[What you should do]: If a line in the data holds "this", copy that line out in full.

### Entries provided ###

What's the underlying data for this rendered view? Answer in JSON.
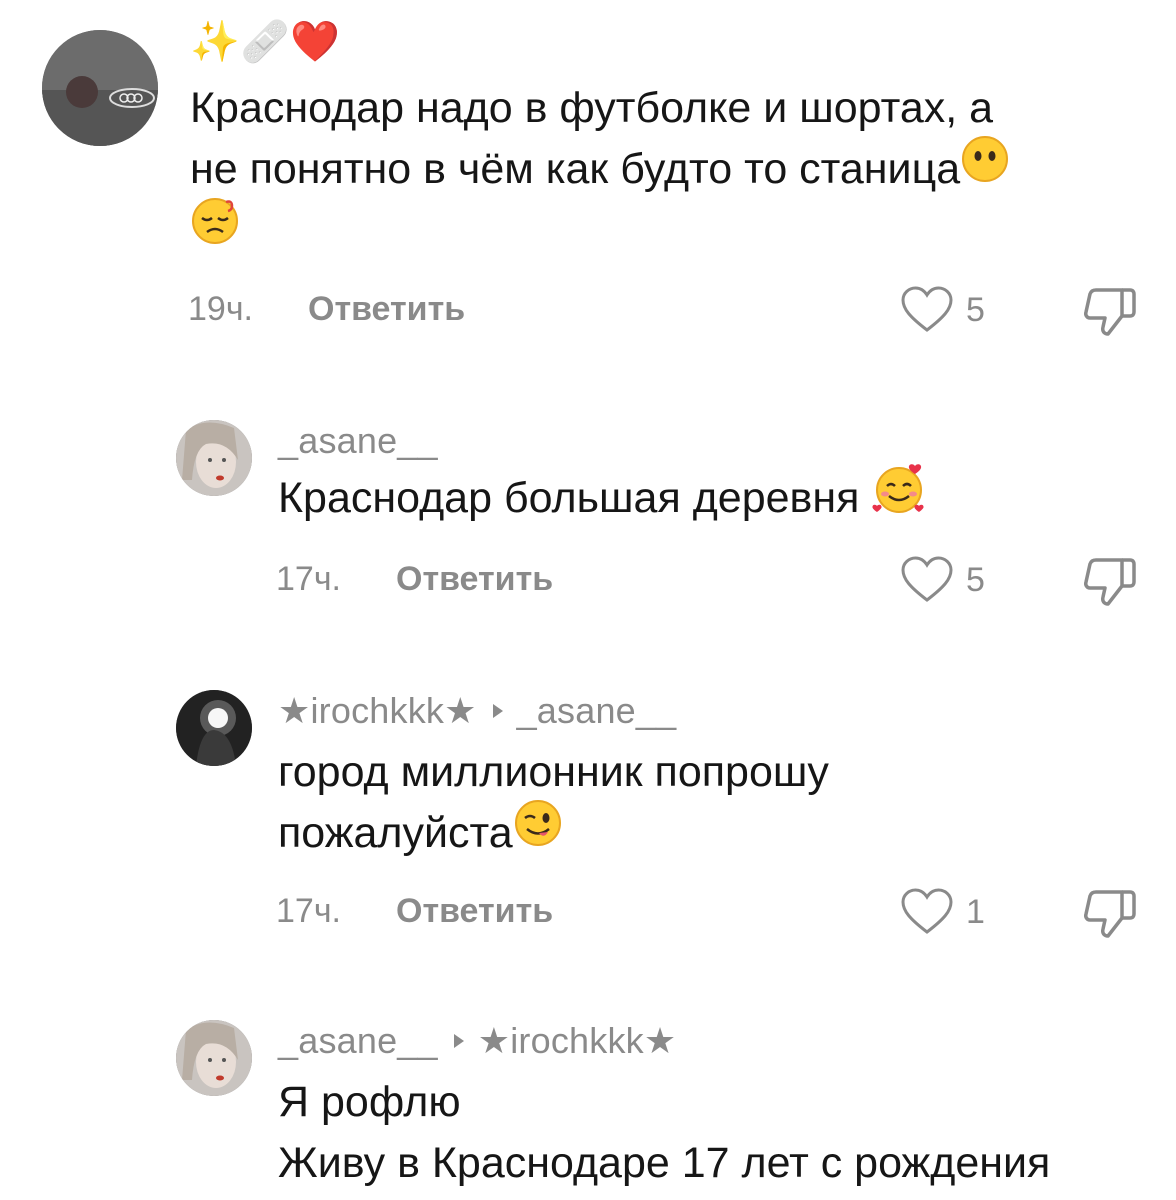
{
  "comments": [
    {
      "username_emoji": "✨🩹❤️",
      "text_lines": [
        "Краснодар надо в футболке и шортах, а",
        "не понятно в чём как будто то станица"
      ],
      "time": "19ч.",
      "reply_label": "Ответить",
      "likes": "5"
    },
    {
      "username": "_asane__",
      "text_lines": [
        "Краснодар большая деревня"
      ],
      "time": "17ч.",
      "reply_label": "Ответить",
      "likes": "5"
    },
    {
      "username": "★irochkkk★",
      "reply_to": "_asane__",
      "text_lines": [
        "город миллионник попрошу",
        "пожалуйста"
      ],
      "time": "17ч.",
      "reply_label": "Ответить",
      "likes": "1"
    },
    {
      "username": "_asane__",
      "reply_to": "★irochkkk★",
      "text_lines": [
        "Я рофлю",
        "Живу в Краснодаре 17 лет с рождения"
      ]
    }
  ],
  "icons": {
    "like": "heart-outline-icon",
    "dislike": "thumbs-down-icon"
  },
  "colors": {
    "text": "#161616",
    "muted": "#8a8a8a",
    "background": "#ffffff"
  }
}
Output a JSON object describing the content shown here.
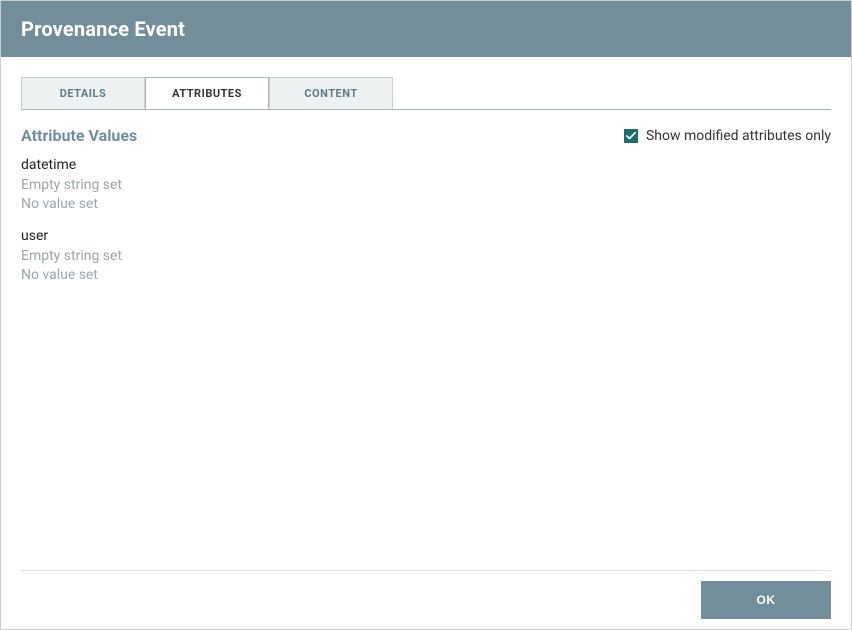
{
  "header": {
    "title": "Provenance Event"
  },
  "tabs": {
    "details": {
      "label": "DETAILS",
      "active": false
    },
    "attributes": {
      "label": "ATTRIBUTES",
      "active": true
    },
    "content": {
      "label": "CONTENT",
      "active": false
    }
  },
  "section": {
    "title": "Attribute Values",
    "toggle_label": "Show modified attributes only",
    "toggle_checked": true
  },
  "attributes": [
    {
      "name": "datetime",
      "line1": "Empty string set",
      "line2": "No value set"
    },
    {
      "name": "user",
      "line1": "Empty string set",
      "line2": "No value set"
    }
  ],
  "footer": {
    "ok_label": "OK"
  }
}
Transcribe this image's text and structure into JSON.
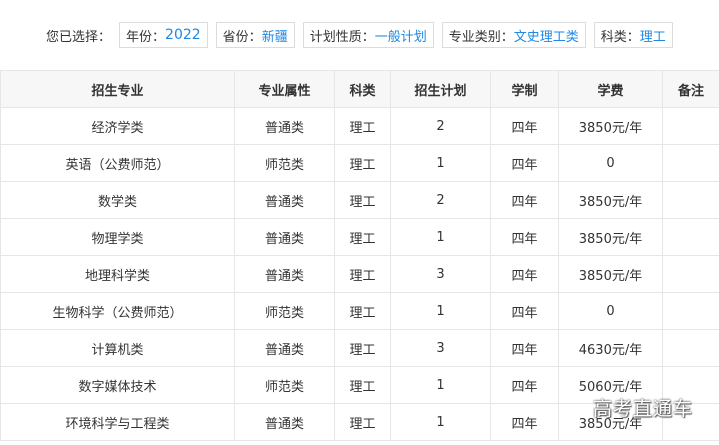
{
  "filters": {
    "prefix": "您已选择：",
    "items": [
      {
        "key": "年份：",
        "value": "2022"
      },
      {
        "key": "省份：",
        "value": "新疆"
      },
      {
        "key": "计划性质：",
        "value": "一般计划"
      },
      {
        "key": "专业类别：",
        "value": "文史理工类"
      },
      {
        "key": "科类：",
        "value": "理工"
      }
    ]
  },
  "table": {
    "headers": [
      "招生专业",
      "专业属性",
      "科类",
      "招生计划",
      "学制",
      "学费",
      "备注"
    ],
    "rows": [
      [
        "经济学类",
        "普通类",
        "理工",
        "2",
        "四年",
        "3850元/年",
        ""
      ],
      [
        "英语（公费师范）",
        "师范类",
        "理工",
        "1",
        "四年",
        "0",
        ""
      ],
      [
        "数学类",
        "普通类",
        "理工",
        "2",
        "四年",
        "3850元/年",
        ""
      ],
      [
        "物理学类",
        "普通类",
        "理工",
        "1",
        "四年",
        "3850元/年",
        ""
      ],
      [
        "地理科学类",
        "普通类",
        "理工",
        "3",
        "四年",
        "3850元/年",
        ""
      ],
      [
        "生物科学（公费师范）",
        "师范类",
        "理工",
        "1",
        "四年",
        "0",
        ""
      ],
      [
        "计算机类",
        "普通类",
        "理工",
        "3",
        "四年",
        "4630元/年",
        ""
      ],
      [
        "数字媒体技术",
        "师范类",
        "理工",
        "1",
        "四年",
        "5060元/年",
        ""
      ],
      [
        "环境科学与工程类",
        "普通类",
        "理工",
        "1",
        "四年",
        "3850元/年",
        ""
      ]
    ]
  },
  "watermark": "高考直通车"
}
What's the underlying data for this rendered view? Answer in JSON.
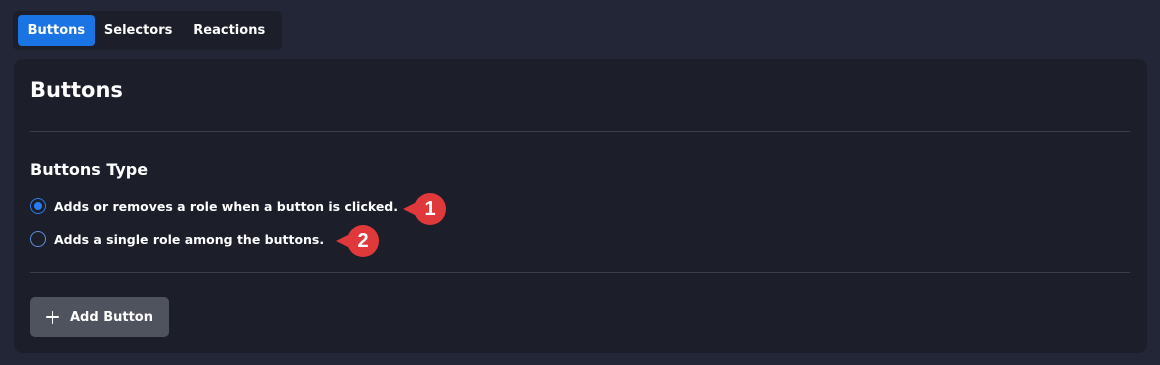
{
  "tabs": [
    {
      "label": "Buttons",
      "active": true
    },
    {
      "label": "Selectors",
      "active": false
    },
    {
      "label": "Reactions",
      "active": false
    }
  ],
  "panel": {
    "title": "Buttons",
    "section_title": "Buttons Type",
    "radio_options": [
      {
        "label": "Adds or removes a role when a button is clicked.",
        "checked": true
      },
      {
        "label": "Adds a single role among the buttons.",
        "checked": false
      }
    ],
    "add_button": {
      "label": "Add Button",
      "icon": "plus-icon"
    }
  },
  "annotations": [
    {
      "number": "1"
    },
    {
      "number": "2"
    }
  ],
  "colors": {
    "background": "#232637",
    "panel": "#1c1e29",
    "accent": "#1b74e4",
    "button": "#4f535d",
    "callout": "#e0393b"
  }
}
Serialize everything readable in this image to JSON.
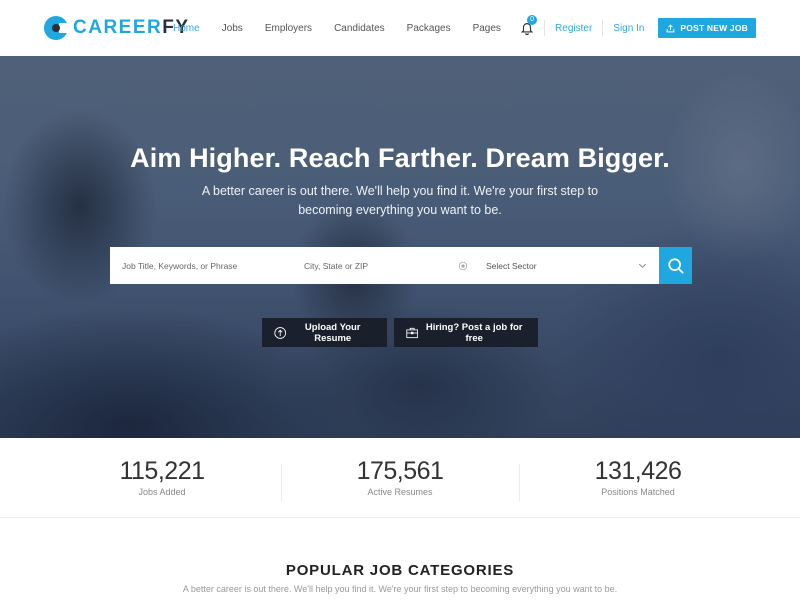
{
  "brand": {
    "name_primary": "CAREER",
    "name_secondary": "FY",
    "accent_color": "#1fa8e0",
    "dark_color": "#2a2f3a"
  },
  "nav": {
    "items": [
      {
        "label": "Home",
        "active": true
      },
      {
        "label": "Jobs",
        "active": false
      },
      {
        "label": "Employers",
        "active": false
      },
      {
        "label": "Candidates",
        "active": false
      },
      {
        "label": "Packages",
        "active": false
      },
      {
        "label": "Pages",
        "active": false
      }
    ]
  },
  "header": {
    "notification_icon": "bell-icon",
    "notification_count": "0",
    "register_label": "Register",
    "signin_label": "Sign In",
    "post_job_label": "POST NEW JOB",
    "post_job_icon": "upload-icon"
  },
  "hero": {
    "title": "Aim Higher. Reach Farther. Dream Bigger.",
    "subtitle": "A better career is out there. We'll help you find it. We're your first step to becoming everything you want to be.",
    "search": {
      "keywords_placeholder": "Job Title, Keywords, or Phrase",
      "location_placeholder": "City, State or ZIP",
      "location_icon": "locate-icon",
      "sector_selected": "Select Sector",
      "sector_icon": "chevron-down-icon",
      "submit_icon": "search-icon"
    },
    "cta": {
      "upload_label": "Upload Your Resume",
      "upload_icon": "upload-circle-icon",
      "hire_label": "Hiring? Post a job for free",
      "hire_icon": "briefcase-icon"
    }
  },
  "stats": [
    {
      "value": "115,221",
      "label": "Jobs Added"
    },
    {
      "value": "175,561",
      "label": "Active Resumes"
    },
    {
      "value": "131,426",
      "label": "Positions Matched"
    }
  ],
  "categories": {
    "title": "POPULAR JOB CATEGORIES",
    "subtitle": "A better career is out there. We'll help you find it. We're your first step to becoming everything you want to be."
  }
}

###

[Expected output]:
What's the underlying data for this rendered view? Answer in JSON.
Transcribe this image's text and structure into JSON.
What's the underlying data for this rendered view? Answer in JSON.
Serialize everything readable in this image to JSON.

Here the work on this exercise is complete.